-- Data follows --

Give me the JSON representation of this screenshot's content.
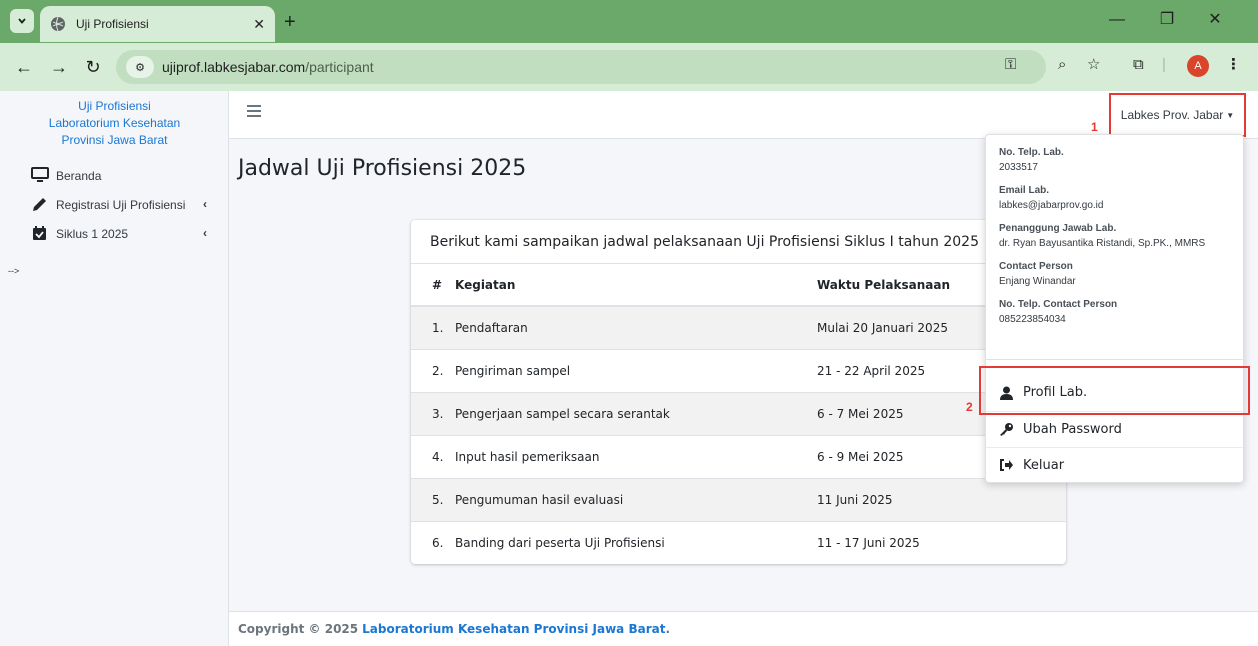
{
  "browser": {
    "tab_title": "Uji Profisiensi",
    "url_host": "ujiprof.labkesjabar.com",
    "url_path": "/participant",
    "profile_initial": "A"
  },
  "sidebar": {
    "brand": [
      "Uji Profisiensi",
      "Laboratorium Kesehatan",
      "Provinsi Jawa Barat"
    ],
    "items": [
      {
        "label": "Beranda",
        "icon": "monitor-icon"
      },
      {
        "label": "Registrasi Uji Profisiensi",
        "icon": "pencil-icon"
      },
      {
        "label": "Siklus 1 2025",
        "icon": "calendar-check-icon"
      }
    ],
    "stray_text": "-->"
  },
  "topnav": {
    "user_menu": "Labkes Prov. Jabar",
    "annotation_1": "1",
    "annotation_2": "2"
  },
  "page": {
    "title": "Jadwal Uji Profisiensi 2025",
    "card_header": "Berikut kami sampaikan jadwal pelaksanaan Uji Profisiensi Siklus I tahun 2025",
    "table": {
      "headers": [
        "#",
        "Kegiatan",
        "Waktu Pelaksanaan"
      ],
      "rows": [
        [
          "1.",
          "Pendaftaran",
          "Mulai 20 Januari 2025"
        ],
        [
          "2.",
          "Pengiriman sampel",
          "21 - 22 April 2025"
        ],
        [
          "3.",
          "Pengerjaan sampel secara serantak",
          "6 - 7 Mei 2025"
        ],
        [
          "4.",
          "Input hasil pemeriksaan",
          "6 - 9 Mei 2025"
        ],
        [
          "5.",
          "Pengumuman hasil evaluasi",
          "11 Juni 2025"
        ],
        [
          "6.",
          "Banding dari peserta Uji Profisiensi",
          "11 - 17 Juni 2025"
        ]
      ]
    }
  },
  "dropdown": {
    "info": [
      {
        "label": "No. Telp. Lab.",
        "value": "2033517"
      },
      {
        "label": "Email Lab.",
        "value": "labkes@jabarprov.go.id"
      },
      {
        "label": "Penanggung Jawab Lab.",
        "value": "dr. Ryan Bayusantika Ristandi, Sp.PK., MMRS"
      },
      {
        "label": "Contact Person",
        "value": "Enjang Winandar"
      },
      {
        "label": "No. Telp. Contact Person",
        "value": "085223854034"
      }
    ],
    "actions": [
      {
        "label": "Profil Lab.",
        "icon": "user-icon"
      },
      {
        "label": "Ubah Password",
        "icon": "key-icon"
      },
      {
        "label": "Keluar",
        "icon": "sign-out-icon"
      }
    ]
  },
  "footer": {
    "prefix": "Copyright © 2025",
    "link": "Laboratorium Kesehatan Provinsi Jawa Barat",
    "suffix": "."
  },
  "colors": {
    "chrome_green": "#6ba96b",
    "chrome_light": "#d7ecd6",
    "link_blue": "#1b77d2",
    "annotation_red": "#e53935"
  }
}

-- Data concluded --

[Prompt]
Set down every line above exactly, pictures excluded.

[Solution]
Give me the JSON representation of this screenshot's content.
{
  "browser": {
    "tab_title": "Uji Profisiensi",
    "url_host": "ujiprof.labkesjabar.com",
    "url_path": "/participant",
    "profile_initial": "A"
  },
  "sidebar": {
    "brand": [
      "Uji Profisiensi",
      "Laboratorium Kesehatan",
      "Provinsi Jawa Barat"
    ],
    "items": [
      {
        "label": "Beranda",
        "icon": "monitor-icon"
      },
      {
        "label": "Registrasi Uji Profisiensi",
        "icon": "pencil-icon"
      },
      {
        "label": "Siklus 1 2025",
        "icon": "calendar-check-icon"
      }
    ],
    "stray_text": "-->"
  },
  "topnav": {
    "user_menu": "Labkes Prov. Jabar",
    "annotation_1": "1",
    "annotation_2": "2"
  },
  "page": {
    "title": "Jadwal Uji Profisiensi 2025",
    "card_header": "Berikut kami sampaikan jadwal pelaksanaan Uji Profisiensi Siklus I tahun 2025",
    "table": {
      "headers": [
        "#",
        "Kegiatan",
        "Waktu Pelaksanaan"
      ],
      "rows": [
        [
          "1.",
          "Pendaftaran",
          "Mulai 20 Januari 2025"
        ],
        [
          "2.",
          "Pengiriman sampel",
          "21 - 22 April 2025"
        ],
        [
          "3.",
          "Pengerjaan sampel secara serantak",
          "6 - 7 Mei 2025"
        ],
        [
          "4.",
          "Input hasil pemeriksaan",
          "6 - 9 Mei 2025"
        ],
        [
          "5.",
          "Pengumuman hasil evaluasi",
          "11 Juni 2025"
        ],
        [
          "6.",
          "Banding dari peserta Uji Profisiensi",
          "11 - 17 Juni 2025"
        ]
      ]
    }
  },
  "dropdown": {
    "info": [
      {
        "label": "No. Telp. Lab.",
        "value": "2033517"
      },
      {
        "label": "Email Lab.",
        "value": "labkes@jabarprov.go.id"
      },
      {
        "label": "Penanggung Jawab Lab.",
        "value": "dr. Ryan Bayusantika Ristandi, Sp.PK., MMRS"
      },
      {
        "label": "Contact Person",
        "value": "Enjang Winandar"
      },
      {
        "label": "No. Telp. Contact Person",
        "value": "085223854034"
      }
    ],
    "actions": [
      {
        "label": "Profil Lab.",
        "icon": "user-icon"
      },
      {
        "label": "Ubah Password",
        "icon": "key-icon"
      },
      {
        "label": "Keluar",
        "icon": "sign-out-icon"
      }
    ]
  },
  "footer": {
    "prefix": "Copyright © 2025",
    "link": "Laboratorium Kesehatan Provinsi Jawa Barat",
    "suffix": "."
  },
  "colors": {
    "chrome_green": "#6ba96b",
    "chrome_light": "#d7ecd6",
    "link_blue": "#1b77d2",
    "annotation_red": "#e53935"
  }
}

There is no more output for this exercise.